Precipitation (falling rain and snow) is our fresh water reservoir in the sky and is fundamental to life on Earth. A Global Tour of Precipitation from NASA shows how rain and snowfall moves around the world from the vantage of space using measurements from the Global Precipitation Measurement Core Observatory, or GPM.
Not all raindrops are created equal. The size of falling raindrops depends on several factors, including where the cloud producing the drops is located on the globe and where the drops originate in the cloud. For the first time, scientists have three-dimensional snapshots of raindrops and snowflakes around the world from space, thanks to the joint NASA and Japan Aerospace Exploration Agency Global Precipitation Measurement (GPM) mission.
The Global Precipitation Measurement (GPM) mission core satellite provided many views of Tropical Cyclone Kilo over its very long life. GPM is a satellite co-managed by NASA and the Japan Aerospace Exploration Agency that has the ability to analyze rainfall and cloud heights. GPM was able to provide data on Kilo over its 21 day life-span.
At 5:05 p.m. EST Monday, Jan. 26, 2015, the Global Precipitation Measurement mission's Core Observatory flew over the Nor'easter that dumped snow on New England. This satellite image shows the rate of rainfall, with low amounts in green and high in red, and snowfall, in blue to purple. The center of the storm, shown in 3-D, was offshore with far reaching bands of snowfall. More intense snow rates are shown in darker blue, which can be seen on the northern edge of the storm.

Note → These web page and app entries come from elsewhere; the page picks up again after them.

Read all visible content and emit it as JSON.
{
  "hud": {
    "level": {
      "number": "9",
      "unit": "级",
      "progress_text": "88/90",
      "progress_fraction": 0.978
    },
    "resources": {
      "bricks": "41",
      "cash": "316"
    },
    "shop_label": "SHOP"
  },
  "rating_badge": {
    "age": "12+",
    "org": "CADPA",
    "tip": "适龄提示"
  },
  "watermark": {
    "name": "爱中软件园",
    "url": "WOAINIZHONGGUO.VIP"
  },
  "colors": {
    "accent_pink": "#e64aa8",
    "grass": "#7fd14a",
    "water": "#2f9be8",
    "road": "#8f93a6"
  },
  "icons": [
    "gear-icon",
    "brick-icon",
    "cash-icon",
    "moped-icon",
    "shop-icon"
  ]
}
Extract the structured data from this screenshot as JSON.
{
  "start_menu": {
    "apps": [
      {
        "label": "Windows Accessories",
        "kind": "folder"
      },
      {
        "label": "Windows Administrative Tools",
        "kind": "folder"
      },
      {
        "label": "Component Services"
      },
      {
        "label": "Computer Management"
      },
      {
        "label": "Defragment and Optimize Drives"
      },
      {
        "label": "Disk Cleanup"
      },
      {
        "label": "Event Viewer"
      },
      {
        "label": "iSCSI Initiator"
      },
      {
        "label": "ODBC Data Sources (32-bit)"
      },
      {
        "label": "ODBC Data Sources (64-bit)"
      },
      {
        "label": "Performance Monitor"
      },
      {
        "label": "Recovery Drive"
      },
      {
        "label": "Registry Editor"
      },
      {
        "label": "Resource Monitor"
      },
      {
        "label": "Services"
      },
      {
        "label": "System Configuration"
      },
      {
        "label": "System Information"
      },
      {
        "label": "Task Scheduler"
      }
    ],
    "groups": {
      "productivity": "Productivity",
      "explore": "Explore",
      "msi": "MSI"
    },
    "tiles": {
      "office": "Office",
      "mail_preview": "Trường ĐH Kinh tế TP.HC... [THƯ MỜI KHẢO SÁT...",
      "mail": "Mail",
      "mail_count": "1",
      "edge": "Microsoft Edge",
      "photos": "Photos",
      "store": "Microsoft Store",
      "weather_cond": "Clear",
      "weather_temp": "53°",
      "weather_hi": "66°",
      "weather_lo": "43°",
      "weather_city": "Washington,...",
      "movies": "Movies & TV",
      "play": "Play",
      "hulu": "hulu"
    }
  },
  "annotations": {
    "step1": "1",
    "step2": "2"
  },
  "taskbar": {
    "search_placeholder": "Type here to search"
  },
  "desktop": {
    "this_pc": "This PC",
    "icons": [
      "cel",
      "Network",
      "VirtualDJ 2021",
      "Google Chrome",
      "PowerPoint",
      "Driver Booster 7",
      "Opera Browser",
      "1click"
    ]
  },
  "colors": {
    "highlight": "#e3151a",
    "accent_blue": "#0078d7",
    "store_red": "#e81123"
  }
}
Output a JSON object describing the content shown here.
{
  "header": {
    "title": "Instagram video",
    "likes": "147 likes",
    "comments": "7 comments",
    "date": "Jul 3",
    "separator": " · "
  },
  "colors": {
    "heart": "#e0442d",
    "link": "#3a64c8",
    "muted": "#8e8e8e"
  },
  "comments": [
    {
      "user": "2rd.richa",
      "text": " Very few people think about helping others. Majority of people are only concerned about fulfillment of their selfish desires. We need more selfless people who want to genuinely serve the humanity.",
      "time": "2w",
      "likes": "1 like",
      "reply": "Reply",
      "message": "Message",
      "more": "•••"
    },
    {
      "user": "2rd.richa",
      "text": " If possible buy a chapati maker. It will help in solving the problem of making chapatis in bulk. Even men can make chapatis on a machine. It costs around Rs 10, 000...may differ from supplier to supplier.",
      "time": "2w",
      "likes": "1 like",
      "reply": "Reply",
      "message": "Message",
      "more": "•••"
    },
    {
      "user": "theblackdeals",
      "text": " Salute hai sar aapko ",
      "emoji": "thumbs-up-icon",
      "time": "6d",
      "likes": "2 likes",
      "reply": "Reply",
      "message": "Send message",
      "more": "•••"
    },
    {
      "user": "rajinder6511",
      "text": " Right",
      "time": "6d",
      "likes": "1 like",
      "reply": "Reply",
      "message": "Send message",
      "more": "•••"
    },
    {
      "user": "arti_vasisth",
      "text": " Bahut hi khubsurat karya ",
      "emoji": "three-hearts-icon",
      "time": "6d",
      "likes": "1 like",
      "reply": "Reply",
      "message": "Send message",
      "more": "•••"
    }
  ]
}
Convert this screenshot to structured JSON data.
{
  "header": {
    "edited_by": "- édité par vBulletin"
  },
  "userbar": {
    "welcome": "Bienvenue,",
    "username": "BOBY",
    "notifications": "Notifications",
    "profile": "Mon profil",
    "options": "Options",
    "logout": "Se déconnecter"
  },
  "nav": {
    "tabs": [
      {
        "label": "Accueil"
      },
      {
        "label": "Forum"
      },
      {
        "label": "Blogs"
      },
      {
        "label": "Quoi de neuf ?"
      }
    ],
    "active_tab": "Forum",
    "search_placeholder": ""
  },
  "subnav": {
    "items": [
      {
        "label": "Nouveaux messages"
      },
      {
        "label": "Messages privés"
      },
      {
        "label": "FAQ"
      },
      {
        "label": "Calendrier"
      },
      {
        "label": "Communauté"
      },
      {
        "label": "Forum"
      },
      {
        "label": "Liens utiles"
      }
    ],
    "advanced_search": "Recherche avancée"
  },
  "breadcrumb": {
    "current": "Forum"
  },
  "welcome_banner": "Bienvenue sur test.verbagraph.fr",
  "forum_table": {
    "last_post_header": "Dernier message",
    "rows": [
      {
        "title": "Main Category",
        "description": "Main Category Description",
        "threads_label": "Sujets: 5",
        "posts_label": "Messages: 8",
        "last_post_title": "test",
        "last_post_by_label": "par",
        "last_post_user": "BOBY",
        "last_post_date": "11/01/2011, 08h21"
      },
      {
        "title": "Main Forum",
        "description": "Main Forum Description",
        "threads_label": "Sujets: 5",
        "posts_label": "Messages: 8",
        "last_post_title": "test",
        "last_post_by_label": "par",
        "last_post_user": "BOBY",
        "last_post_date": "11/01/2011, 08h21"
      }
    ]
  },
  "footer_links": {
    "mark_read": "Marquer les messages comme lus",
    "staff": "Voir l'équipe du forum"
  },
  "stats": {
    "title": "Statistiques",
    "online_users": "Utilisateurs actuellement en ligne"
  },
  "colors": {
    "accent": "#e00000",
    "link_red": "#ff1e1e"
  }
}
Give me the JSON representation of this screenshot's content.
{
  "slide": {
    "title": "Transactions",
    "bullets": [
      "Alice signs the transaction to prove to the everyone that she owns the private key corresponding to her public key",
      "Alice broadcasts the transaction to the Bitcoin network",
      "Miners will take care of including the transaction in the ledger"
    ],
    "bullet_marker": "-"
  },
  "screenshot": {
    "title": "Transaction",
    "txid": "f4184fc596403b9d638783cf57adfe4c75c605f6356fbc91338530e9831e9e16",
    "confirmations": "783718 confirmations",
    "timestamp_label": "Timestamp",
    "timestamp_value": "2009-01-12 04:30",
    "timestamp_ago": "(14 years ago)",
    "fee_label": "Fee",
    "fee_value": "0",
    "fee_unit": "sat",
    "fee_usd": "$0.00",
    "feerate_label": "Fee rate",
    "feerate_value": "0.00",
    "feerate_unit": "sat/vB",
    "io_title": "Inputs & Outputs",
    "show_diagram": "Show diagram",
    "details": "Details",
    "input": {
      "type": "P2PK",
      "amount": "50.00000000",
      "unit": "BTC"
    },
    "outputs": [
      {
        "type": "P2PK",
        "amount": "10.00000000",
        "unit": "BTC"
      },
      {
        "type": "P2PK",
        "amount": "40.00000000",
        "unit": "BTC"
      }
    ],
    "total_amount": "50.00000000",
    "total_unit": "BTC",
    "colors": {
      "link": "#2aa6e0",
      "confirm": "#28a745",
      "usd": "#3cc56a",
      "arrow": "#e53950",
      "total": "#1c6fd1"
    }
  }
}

Extra-tropical cyclones this strong or stronger are a regular feature of northern European winters. The particularly damaging ones are called "windstorms." Borrowing a page from hurricane forecasters, some weather agencies in affected countries name these storms. In fact, one such naming system called the September 26 extra-tropical cyclone "Irina" (Institute for Meteorology at the Free University of Berlin, http://www.met.fu-berlin.de/adopt-a-vortex/tief/).